BEGIN Records for this exercise
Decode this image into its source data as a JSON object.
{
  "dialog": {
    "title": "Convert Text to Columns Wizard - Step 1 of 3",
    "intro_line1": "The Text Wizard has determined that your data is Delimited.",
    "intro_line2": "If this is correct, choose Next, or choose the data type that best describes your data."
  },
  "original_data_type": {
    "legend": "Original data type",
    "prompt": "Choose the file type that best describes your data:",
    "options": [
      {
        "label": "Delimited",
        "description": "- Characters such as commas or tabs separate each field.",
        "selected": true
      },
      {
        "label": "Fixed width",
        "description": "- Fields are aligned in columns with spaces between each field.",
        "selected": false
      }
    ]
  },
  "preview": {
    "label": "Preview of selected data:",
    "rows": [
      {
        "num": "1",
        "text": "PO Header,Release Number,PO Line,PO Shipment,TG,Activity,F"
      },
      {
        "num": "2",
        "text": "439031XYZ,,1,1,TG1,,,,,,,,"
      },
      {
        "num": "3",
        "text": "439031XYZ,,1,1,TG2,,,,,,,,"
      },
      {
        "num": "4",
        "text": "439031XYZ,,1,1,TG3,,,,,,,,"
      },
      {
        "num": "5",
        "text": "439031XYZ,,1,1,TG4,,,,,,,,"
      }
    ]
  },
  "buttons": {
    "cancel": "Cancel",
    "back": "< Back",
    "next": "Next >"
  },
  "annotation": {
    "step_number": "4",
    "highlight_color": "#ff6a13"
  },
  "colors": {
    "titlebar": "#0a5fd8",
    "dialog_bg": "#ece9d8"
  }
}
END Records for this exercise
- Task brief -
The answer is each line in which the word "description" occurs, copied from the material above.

- Solution for this exercise -
        "description": "- Characters such as commas or tabs separate each field.",
        "description": "- Fields are aligned in columns with spaces between each field.",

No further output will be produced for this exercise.